Suffering with anxiety? Here are three types of therapy that can help
Anxiety disorders are among the most common types of mental health problems. They can significantly impact day-to-day functioning and can lead to severe physical symptoms that prevent people with the disorder from living a full and happy life.
Overcoming anxiety can be difficult because of how it operates, generating vicious cycles of anxiety that become difficult to escape. Left unchecked, symptoms can worsen and become increasingly disruptive to your lifestyle. This is why, as with any mental health problem, the sooner you seek help, the better. Fortunately, anxiety is also one of the most treatable conditions. Here are three of the most effective psychological treatments available.

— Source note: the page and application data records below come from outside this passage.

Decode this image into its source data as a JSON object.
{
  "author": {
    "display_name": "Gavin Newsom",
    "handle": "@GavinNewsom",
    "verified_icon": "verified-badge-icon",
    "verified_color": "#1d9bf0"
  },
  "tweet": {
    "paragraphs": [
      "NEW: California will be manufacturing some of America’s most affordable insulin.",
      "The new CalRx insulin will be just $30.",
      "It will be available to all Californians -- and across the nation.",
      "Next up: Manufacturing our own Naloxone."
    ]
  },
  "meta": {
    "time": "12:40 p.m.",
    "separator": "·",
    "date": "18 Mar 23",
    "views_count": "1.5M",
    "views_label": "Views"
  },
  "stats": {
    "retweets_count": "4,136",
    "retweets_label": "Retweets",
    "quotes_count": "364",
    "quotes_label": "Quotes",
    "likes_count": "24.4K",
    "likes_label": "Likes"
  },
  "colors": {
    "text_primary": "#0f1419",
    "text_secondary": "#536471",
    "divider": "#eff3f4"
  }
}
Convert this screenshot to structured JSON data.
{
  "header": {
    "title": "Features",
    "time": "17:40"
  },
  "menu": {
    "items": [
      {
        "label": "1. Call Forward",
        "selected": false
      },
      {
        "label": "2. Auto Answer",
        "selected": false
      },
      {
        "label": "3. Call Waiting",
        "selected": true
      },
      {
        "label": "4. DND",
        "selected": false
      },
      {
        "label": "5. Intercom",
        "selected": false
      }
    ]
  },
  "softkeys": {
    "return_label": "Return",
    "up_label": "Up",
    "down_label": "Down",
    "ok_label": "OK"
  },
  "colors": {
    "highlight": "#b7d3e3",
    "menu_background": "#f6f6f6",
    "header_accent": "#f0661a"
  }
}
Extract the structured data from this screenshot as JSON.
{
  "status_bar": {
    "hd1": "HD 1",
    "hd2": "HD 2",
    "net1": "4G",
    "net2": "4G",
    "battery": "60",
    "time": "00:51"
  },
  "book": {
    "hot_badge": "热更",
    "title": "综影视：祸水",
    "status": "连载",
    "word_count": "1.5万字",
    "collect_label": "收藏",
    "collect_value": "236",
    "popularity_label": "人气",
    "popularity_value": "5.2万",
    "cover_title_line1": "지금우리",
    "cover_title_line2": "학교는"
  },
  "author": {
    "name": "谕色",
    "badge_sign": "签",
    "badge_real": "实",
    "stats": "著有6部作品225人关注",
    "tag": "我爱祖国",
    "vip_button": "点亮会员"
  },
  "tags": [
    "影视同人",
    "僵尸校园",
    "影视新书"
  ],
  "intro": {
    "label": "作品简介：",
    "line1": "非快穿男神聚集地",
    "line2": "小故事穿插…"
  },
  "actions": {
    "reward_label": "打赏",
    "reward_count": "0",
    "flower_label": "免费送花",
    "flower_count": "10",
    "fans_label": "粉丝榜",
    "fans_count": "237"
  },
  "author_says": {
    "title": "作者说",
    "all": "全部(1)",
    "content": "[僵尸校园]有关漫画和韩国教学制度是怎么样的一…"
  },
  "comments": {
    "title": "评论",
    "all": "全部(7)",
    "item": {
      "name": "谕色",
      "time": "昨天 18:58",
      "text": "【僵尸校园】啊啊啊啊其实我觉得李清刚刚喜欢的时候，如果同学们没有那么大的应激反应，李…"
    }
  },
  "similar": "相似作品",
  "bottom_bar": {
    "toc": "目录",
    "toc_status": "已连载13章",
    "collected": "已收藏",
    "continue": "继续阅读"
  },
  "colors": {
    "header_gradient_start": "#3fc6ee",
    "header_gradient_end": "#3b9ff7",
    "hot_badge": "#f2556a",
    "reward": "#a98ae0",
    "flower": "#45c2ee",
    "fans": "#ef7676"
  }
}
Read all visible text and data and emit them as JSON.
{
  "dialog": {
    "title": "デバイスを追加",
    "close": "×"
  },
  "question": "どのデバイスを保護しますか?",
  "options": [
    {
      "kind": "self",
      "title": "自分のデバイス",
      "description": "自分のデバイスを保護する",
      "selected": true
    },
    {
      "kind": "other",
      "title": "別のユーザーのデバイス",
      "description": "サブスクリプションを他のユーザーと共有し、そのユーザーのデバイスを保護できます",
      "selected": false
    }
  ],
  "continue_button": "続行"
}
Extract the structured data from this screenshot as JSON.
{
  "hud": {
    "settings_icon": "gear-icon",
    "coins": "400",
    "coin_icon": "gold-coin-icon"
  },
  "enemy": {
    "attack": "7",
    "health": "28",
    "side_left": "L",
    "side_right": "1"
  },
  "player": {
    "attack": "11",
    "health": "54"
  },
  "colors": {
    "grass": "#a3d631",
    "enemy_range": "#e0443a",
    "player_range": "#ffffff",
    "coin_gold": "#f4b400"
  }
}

Cognitive Behavioural Therapy (CBT)
CBT is one of the most flexible and widely researched approaches to treating anxiety, and the evidence demonstrates its effectiveness for many anxiety disorders.
Avoidance is one of many survival mechanisms designed to protect us from danger It's also a common behaviour when a feared event happens, and anxiety strikes. CBT aims to interrupt the noisy voice of anxiety by showing that avoidance isn't necessary to keep us safe. It’s also easily tailored to an individual's needs, making it gentler than traditional behavioural therapy.
CBT is widely available on the NHS and privately, usually requiring an hour per week for 12-15 sessions, depending on the complexity of the problem. Once you have learnt the tools needed to help manage the feelings of anxiety, you can use them repeatedly and in all areas of life.
Behaviour therapy is one of the oldest psychological therapies for anxiety and is likely the most effective in many circumstances. It refers to a range of practical, hands-on approaches to tackling fears.
The most widely used method is exposure therapy, designed to help people confront their fears. People often tend to avoid feared objects, activities or situations. Avoiding these things over a long period can worsen the fear. Exposure therapy exposes people to the things that cause them distress, creating a safe environment in which a person can reduce anxiety, decrease avoidance, and improve their quality of life.
This is often done gradually, working with less anxiety-provoking things, before moving on to bigger, stronger fears; nonetheless, a degree of discomfort is expected. The upside is that if you can endure it, and fully engage with the therapy, the success rate is near 100%, and it is often quicker than talking-based approaches.
Mindfulness-Based Cognitive Therapy (MBCT)
MBCT can be used in conjunction with other approaches, or as a stand-alone treatment and is all about learning to apply mindfulness techniques at times of stress in an attempt to teach your body to relax. The idea is that by using the techniques, we can manually override our body's automatic fear response such as increased heart rate, shortness of breath and so on, adjusting the feedback loop to teach our brains that the triggering event doesn’t make us feel scared.
Common techniques include:
- Breathing exercises such as breathing in for four counts, and out for eight
- Progressive muscle relaxation is where you systematically tense and release the muscle groups in your body
- Guided visualisation - a spoken story that guides you on a peaceful journey
The National Institute of Health and Clinical Excellence suggests attending 12–15 sessions, for one hour per week. However, this can be adjusted according to the complexity of the problem and the speed of clinical response.
There are many ways that people with anxiety disorders can be helped. Along with therapy, lifestyle changes, exercise, diet, and medication can help reduce the overwhelming sensations common with anxiety disorders.